For the word "screenshot", copy every line of the material that includes it.

#### SOURCE DATA:

********

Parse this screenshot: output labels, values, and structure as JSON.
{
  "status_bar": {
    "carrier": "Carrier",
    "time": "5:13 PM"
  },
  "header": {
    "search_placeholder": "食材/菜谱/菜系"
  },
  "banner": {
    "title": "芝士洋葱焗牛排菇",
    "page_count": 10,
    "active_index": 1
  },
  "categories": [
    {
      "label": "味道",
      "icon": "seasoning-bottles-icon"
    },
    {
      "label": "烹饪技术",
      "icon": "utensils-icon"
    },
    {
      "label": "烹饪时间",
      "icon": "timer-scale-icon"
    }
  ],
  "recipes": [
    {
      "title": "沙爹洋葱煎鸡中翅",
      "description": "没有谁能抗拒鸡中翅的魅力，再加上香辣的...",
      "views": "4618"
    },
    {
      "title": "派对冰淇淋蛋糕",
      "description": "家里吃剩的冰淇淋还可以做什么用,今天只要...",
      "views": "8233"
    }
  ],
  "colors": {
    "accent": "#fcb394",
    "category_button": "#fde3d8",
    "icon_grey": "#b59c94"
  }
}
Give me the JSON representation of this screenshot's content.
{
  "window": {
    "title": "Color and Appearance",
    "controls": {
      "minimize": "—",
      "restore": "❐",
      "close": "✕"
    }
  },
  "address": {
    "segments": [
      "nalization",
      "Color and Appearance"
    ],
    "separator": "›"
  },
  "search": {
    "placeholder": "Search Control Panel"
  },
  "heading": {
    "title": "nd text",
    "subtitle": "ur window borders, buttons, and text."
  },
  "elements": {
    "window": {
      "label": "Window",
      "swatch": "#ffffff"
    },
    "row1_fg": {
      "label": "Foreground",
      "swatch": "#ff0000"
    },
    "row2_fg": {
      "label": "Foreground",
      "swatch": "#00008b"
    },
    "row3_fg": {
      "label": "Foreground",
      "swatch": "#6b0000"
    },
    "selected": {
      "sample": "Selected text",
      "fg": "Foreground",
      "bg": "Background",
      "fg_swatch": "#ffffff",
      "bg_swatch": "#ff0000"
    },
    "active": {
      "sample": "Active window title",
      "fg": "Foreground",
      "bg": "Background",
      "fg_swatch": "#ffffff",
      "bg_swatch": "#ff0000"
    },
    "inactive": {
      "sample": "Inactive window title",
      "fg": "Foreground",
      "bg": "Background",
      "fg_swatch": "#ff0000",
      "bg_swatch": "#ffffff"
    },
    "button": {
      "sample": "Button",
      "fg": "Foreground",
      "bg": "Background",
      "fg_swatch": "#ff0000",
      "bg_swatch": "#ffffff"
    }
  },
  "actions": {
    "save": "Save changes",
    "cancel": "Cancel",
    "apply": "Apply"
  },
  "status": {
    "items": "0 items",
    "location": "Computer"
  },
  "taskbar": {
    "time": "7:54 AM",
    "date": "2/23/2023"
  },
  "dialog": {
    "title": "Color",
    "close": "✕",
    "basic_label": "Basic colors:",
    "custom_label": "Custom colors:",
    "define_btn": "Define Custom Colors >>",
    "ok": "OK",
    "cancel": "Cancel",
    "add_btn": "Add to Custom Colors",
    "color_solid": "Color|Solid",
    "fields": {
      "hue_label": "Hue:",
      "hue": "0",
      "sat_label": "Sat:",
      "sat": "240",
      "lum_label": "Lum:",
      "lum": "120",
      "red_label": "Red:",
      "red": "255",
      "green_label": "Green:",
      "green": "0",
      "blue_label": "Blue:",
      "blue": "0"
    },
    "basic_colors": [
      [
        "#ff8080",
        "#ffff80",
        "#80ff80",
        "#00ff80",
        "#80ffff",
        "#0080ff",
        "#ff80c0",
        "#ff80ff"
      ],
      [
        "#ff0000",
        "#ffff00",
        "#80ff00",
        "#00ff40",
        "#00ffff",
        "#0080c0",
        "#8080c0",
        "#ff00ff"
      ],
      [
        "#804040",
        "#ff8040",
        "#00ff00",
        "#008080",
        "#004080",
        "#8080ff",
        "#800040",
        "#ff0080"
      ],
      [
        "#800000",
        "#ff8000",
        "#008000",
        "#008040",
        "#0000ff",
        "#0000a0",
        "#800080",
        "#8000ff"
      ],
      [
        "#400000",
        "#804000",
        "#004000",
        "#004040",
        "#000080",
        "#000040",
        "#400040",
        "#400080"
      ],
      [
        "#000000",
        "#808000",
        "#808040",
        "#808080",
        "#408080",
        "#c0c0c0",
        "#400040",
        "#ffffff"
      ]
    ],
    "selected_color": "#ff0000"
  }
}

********

#### ANSWER TO THE PROBLEM:
Parse this screenshot: output labels, values, and structure as JSON.
Give me the JSON representation of this screenshot's content.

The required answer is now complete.